Stories about Feature from February, 2015
A human rights lawyer who has defended clients ranging from Ai Weiwei to communist party officials, Pu Zhiqiang is now facing criminal charges over his postings on Weibo.
On the eve of John Legend's concert in Bahrain, a former Bahraini torture victim now living in exile asks the US singer to spare a thought for the country's persecuted.
Roy is the second Bangladeshi blogger killed since 2013. Horrifying photos of he and his wife, bloodied and injured on the street, were circulated on social media.
Words from jailed bloggers past and present, and privacy on the red carpet.
"Belaruskaya Pravda" chief editor Yuri Dubina says the recent crackdown in Belarus on independent online media is only "the dress rehearsal" before the presidential election this November.
As the ongoing strife in Syria fades from international headlines, Leila Nachawati writes an appeal inspired by a love letter to jailed blogger Bassel Safadi written on Valentine's Day.
Prominent Egyptian activist and blogger Alaa Abd El Fattah, an icon of the Egyptian revolution, was sentenced to five years in prison today.
ICT use and access is one of the talking points in the process of normalizing relations between Cuba and the United States.
Social media censorship continues in China, Bosnia and Herzegovina re-defines the Internet as "public space", and the UK outlaws revenge porn.
One permitted way to mention such organizations it to do so "in a negative light, ascribing them characteristics like 'radical,' 'extremist,' or 'nationalist.'"
This week, Iraq sets stiff penalties for insult on social media, Cubans snicker at Netflix announcement, and Samsung makes a new TV that watches you.
Courts offer citizens occasional protection from Ankara's vicious war on freedom of expression and privacy, so government is looking for laws that bypass them.
Netflix seems unaware that even those Cubans who have Internet access do not have a strong enough connection to watch videos online.
Local sources say escalating fights online among political parties and sects since last week's execution of Jordanian pilot Muath al-Kasasbeh may have led to the new policy.
"Since the start of the protests, I had been mapping online censorship and helping people use encrypted communication tools.
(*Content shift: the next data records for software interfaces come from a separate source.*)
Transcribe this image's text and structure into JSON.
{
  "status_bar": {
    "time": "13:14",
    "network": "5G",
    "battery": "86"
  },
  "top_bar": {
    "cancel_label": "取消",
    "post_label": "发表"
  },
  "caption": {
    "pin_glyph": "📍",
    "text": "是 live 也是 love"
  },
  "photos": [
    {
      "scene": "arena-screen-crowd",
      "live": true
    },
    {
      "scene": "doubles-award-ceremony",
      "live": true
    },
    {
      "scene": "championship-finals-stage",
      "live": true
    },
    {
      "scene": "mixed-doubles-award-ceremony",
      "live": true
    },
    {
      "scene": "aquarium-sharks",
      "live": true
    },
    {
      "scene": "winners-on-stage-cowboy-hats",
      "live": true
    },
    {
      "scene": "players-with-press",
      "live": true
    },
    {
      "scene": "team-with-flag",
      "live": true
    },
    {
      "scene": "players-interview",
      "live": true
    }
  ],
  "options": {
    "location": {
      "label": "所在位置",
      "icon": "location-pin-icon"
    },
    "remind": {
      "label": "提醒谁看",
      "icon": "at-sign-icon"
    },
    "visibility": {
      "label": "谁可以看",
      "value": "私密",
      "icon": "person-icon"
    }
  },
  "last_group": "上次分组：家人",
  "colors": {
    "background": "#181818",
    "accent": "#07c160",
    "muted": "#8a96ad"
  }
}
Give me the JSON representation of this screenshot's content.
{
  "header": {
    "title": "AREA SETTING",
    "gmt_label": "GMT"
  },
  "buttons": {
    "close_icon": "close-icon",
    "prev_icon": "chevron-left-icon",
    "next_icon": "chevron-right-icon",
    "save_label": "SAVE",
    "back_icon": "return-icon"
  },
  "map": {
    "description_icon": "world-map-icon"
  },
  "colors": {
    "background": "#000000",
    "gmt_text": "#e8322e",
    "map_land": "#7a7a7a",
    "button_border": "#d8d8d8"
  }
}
When the police came, I got up, scared to the bone."
Companies like Apple and Google blocking access to their services in Crimea due to Western sanctions, bringing a high cost for IT professionals and citizens.
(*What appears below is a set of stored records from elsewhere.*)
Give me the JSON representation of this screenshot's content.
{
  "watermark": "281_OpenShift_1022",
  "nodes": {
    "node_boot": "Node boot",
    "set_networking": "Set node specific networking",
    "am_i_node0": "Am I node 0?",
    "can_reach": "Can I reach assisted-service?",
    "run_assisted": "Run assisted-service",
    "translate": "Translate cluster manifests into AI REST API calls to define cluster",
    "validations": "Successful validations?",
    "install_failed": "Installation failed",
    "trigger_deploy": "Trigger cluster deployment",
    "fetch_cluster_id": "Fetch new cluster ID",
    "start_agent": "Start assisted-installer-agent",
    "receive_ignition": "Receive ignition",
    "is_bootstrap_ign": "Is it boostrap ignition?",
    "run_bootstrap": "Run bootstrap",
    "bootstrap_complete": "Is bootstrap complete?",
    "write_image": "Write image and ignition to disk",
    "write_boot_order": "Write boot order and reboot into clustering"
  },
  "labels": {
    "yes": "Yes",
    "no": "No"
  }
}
While Thailand and Singapore press for broader surveillance powers, Ecuadorian social media users take heat from their president and Macedonia says no to drones.
"Through Internet censorship and control we lose an ability to be our own secret human – the one we are when nobody is around."
Drone-made videos and photos were instrumental in demonstrating the size of a recent massive student protest, which has been called the largest student protest in Macedonia since independence.
Some civil society organizations are calling the draft digital economy bills “national security bills in disguise” because of their repressive provisions.